Nothing but the pictures should be left out when you copy the records exactly.

***

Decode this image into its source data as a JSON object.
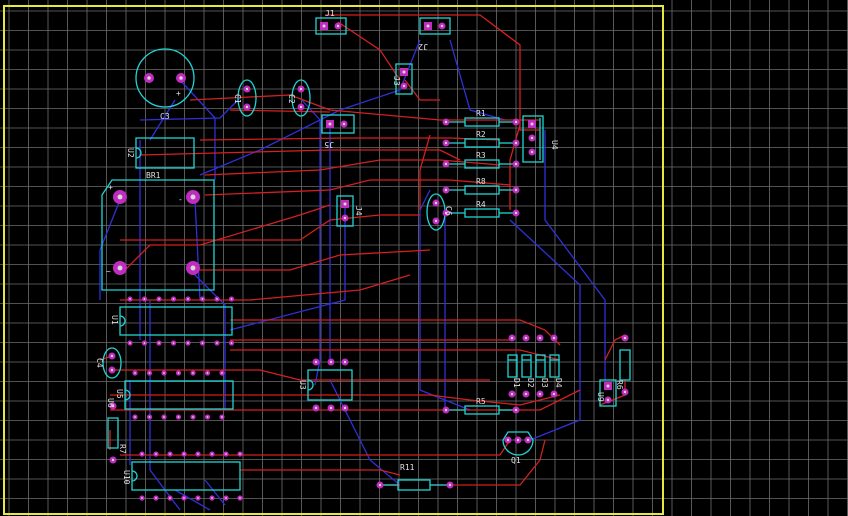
{
  "colors": {
    "background": "#000000",
    "grid": "#7a7a7a",
    "board_outline": "#e8e83a",
    "silkscreen": "#22d3d3",
    "pad": "#c02bc0",
    "pad_hole": "#d8d8d8",
    "trace_top": "#d42020",
    "trace_bottom": "#3030d8"
  },
  "labels": {
    "j1": "J1",
    "j2": "J2",
    "j3": "J3",
    "j4": "J4",
    "j5": "J5",
    "u4": "U4",
    "c3": "C3",
    "c1": "C1",
    "c2": "C2",
    "br1": "BR1",
    "u2": "U2",
    "u3": "U3",
    "u1": "U1",
    "u5": "U5",
    "u10": "U10",
    "u6": "U6",
    "c4": "C4",
    "c6": "C6",
    "r1": "R1",
    "r2": "R2",
    "r3": "R3",
    "r4": "R4",
    "r5": "R5",
    "r6": "R6",
    "r7": "R7",
    "r8": "R8",
    "r11": "R11",
    "d1": "D1",
    "d2": "D2",
    "d3": "D3",
    "d4": "D4",
    "q1": "Q1",
    "u9": "U9",
    "br_plus": "+",
    "br_minus": "-",
    "br_ac1": "~",
    "br_ac2": "~",
    "c3_plus": "+"
  }
}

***

- [RESULT]:
Decode this image into its source data as a JSON object.
{
  "colors": {
    "background": "#000000",
    "grid": "#7a7a7a",
    "board_outline": "#e8e83a",
    "silkscreen": "#22d3d3",
    "pad": "#c02bc0",
    "pad_hole": "#d8d8d8",
    "trace_top": "#d42020",
    "trace_bottom": "#3030d8"
  },
  "labels": {
    "j1": "J1",
    "j2": "J2",
    "j3": "J3",
    "j4": "J4",
    "j5": "J5",
    "u4": "U4",
    "c3": "C3",
    "c1": "C1",
    "c2": "C2",
    "br1": "BR1",
    "u2": "U2",
    "u3": "U3",
    "u1": "U1",
    "u5": "U5",
    "u10": "U10",
    "u6": "U6",
    "c4": "C4",
    "c6": "C6",
    "r1": "R1",
    "r2": "R2",
    "r3": "R3",
    "r4": "R4",
    "r5": "R5",
    "r6": "R6",
    "r7": "R7",
    "r8": "R8",
    "r11": "R11",
    "d1": "D1",
    "d2": "D2",
    "d3": "D3",
    "d4": "D4",
    "q1": "Q1",
    "u9": "U9",
    "br_plus": "+",
    "br_minus": "-",
    "br_ac1": "~",
    "br_ac2": "~",
    "c3_plus": "+"
  }
}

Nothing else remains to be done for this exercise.